I had a pretty nasty accident involving fractures to my hip and one leg. I went with a local independent firm, but I cannot help feeling they are being weak with my case, and here is why.
I worked as a security guard at a high security and high prestige establishment. My job can involve, and actually did occasionally involve chasing and grappling people to the floor. All of my colleagues, like me, are ex-mllltary. Wrestling members of the public with control and restraint does not happen often, but I need to be able to deal with it.
The surgeon who had carried out the report for my solicitor said that I am not fit for my old job, but I am fit for most other security work, but it is minimum wage rubbish.
My solicitor is telling me that I need to get a job offer, otherwise a judge may not award me any future loss of earnings. But why should I get some dead-end job to keep the other driver’s Insurers happy? Surely my solicitor should be fighting my corner?
Your solicitor is fighting your corner, and I entirely agree with her. The medical evidence is that you are fit for most semi-sedentary type work. You are only in your mid 30s and your proposition is that you should not work again and the insurer for the other driver should pick up the bill for a life of leisure for you. You will lose on that argument.
The argument that you will run, no doubt, is that such security work is repugnant to you, but I am afraid it will not get very far. If the only work you could get involved a long commute or working nights or working overseas, the court would be sympathetic, but working the same job in a less prestigious environment is not likely to get home.
Your solicitor (and I have checked her out she is on the Law Society’s Personal Injury Panel and 15 years qualified, which is a pretty good indicator of competence) is advising you correctly that you should apply for jobs, have a big pile of job applications to put in front of the judge if the case goes to court, and if you have got six or eight months of relatively low paid security work a year as opposed to what was a well paid security job, the court will look at the difference between what you would have earned (which, after tax in your old job was £32,000 a year), compared against what you have made reasonable efforts to find after your accident which looks to me as though it is likely to pay around £10,000 a year, giving you an annual loss of £22,000 a year. That forms the basis of the loss of earnings for the next 30-plus years for you, so it is not a small sum of money.
You seem to want to go in front of a judge and say: “I cannot be arsed to find any work, so please pay me for all the money I have lost,” at which point the defendant’s barrister will make the absolutely routine submission that “this man clearly has a residual earning capacity. It is for the claimant to prove his losses.
Absent any real evidence as to what he could and should be earning he must fail on future loss of earnings” – a hard judge could go along with this line of argument, but i think that it is much more likely that the judge will assign to you what he thinks you might earn, and if he picks £25,000 out of the air, as opposed to £10,000, you not looking for work has cost you £15,000 a year until you are due to retire.
There is a concept in English law loosely called ‘mitigation of loss’, and whilst there are plenty of arguments about this, it means that if your conduct is so unreasonable that it breaks the loss between the original harm – in your case the motorcycle accident – and the loss, then the courts will not compensate.
Listen to your solicitor.
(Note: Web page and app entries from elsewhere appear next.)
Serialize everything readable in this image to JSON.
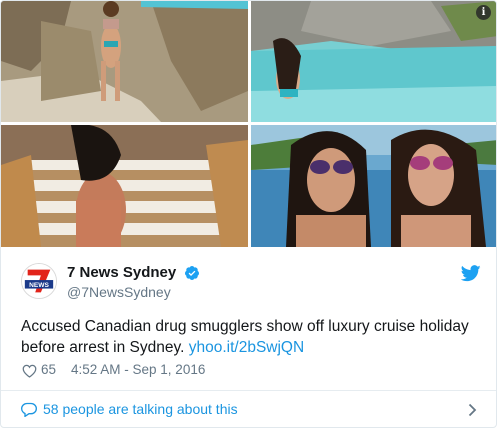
{
  "author": {
    "name": "7 News Sydney",
    "handle": "@7NewsSydney",
    "avatar_text": "NEWS",
    "verified": true
  },
  "tweet": {
    "text": "Accused Canadian drug smugglers show off luxury cruise holiday before arrest in Sydney.",
    "link": "yhoo.it/2bSwjQN",
    "likes": "65",
    "timestamp": "4:52 AM - Sep 1, 2016"
  },
  "conversation": {
    "label": "58 people are talking about this"
  },
  "media": {
    "photos": [
      "bikini-on-rocks",
      "woman-in-turquoise-water",
      "woman-on-ship-stairs",
      "two-women-sunglasses-selfie"
    ],
    "info_icon": "i"
  },
  "colors": {
    "link": "#1b95e0",
    "muted": "#657786",
    "brand_red": "#e2231a",
    "twitter_blue": "#1da1f2"
  },
  "icons": {
    "verified": "verified-badge-icon",
    "bird": "twitter-bird-icon",
    "heart": "heart-icon",
    "bubble": "speech-bubble-icon",
    "chevron": "chevron-right-icon"
  }
}
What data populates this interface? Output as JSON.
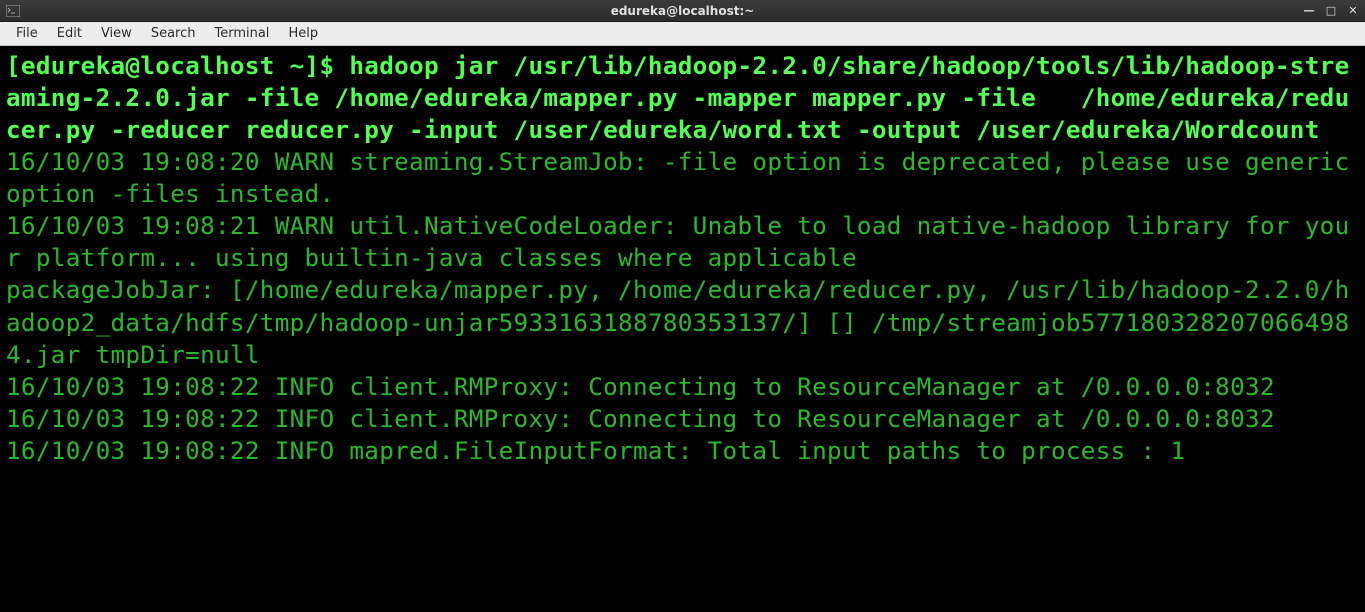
{
  "titlebar": {
    "title": "edureka@localhost:~",
    "minimize": "—",
    "maximize": "□",
    "close": "✕"
  },
  "menubar": {
    "file": "File",
    "edit": "Edit",
    "view": "View",
    "search": "Search",
    "terminal": "Terminal",
    "help": "Help"
  },
  "terminal": {
    "prompt": "[edureka@localhost ~]$ ",
    "command": "hadoop jar /usr/lib/hadoop-2.2.0/share/hadoop/tools/lib/hadoop-streaming-2.2.0.jar -file /home/edureka/mapper.py -mapper mapper.py -file   /home/edureka/reducer.py -reducer reducer.py -input /user/edureka/word.txt -output /user/edureka/Wordcount",
    "output_lines": [
      "16/10/03 19:08:20 WARN streaming.StreamJob: -file option is deprecated, please use generic option -files instead.",
      "16/10/03 19:08:21 WARN util.NativeCodeLoader: Unable to load native-hadoop library for your platform... using builtin-java classes where applicable",
      "packageJobJar: [/home/edureka/mapper.py, /home/edureka/reducer.py, /usr/lib/hadoop-2.2.0/hadoop2_data/hdfs/tmp/hadoop-unjar5933163188780353137/] [] /tmp/streamjob5771803282070664984.jar tmpDir=null",
      "16/10/03 19:08:22 INFO client.RMProxy: Connecting to ResourceManager at /0.0.0.0:8032",
      "16/10/03 19:08:22 INFO client.RMProxy: Connecting to ResourceManager at /0.0.0.0:8032",
      "16/10/03 19:08:22 INFO mapred.FileInputFormat: Total input paths to process : 1"
    ]
  }
}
She knows what she is talking about. Get yourself on to the jobs websites, have a sheaf of job applications, rejection emails, invitations to interview and an earnings record to put before the judge, and do not give the defendants the opportunity to massively under-compensate you, because you are being, I am afraid, a bit of a mix of stubborn and lazy. If you really want to cut off your own nose to spite your face, you are doing it exactly the right way.
Fast Bikes September 2019